How many different ways can you find to join three equilateral triangles together? Can you convince us that you have found them all?

You have 4 red and 5 blue counters. How many ways can they be placed on a 3 by 3 grid so that all the rows columns and diagonals have an even number of red counters?

What is the best way to shunt these carriages so that each train can continue its journey?

Can you shunt the trucks so that the Cattle truck and the Sheep truck change places and the Engine is back on the main line?

In this town, houses are built with one room for each person. There are some families of seven people living in the town. In how many different ways can they build their houses?

What happens when you try and fit the triomino pieces into these two grids?

How will you go about finding all the jigsaw pieces that have one peg and one hole?

How many different triangles can you make on a circular pegboard that has nine pegs?

Use the clues to find out who's who in the family, to fill in the family tree and to find out which of the family members are mathematicians and which are not.

An activity making various patterns with 2 x 1 rectangular tiles.

Can you put the numbers 1 to 8 into the circles so that the four calculations are correct?

Using the cards 2, 4, 6, 8, +, - and =, what number statements can you make?

This task, written for the National Young Mathematicians' Award 2016, involves open-topped boxes made with interlocking cubes. Explore the number of units of paint that are needed to cover the boxes. . . .

Arrange 9 red cubes, 9 blue cubes and 9 yellow cubes into a large 3 by 3 cube. No row or column of cubes must contain two cubes of the same colour.

Find all the different shapes that can be made by joining five equilateral triangles edge to edge.

A dog is looking for a good place to bury his bone. Can you work out where he started and ended in each case? What possible routes could he have taken?

These activities lend themselves to systematic working in the sense that it helps to have an ordered approach.

These activities focus on finding all possible solutions so working in a systematic way will ensure none are left out.
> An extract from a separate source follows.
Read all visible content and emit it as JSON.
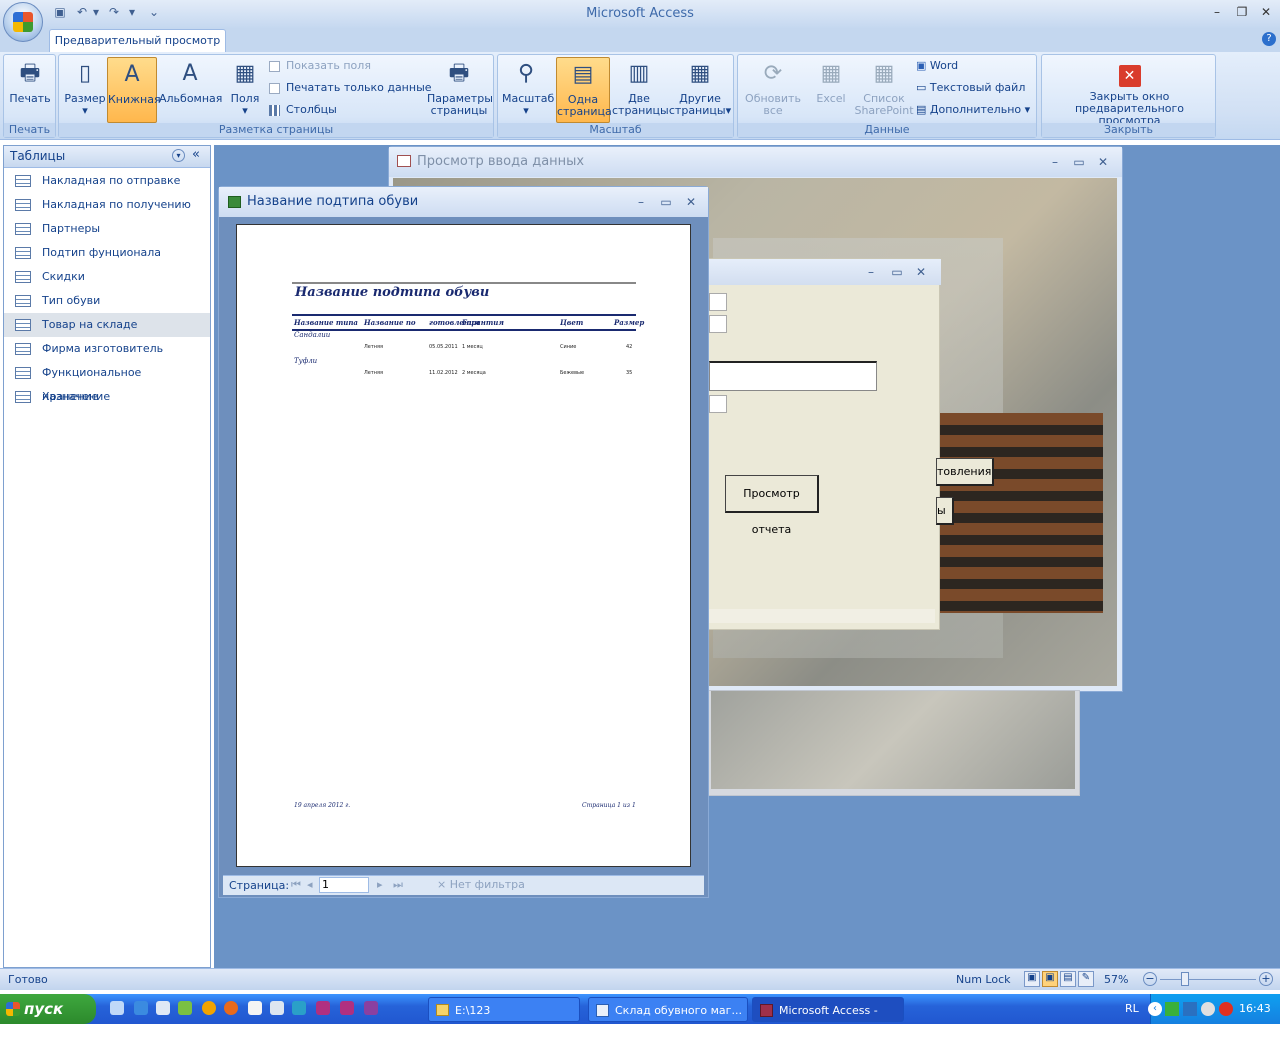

Sitting around a table are three girls and three boys. Use the clues to work out were each person is sitting.

Seven friends went to a fun fair with lots of scary rides. They decided to pair up for rides until each friend had ridden once with each of the others. What was the total number rides?

Have a go at this well-known challenge. Can you swap the frogs and toads in as few slides and jumps as possible?

The Zargoes use almost the same alphabet as English. What does this birthday message say?

How long does it take to brush your teeth? Can you find the matching length of time?

In this game for two players, you throw two dice and find the product. How many shapes can you draw on the grid which have that area or perimeter?

The ancient Egyptians were said to make right-angled triangles using a rope with twelve equal sections divided by knots. What other triangles could you make if you had a rope like this?

Investigate the smallest number of moves it takes to turn these mats upside-down if you can only turn exactly three at a time.

Find your way through the grid starting at 2 and following these operations. What number do you end on?

El Crico the cricket has to cross a square patio to get home. He can jump the length of one tile, two tiles and three tiles. Can you find a path that would get El Crico home in three jumps?

Start with three pairs of socks. Now mix them up so that no mismatched pair is the same as another mismatched pair. Is there more than one way to do it?

Number problems for lower primary that will get you thinking.